=== Material supplied ===
- Opening Delimiter -
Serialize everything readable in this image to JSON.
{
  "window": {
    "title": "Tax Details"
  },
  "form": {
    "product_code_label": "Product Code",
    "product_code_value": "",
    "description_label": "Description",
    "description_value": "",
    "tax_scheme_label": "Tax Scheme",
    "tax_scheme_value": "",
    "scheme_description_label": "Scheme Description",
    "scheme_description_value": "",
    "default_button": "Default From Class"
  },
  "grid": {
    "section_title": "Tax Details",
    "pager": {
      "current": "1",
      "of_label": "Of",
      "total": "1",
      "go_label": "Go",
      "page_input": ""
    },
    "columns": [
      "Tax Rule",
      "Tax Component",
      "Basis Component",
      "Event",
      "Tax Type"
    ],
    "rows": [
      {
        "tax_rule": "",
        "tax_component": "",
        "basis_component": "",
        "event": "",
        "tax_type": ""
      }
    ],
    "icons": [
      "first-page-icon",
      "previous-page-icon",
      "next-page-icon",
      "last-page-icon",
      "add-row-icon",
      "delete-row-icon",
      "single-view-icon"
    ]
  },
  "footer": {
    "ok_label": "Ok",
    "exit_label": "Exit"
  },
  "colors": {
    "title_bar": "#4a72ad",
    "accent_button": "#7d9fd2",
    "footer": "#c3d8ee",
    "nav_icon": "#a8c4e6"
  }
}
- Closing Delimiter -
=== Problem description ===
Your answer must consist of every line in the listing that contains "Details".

=== Task output ===
    "title": "Tax Details"
    "section_title": "Tax Details",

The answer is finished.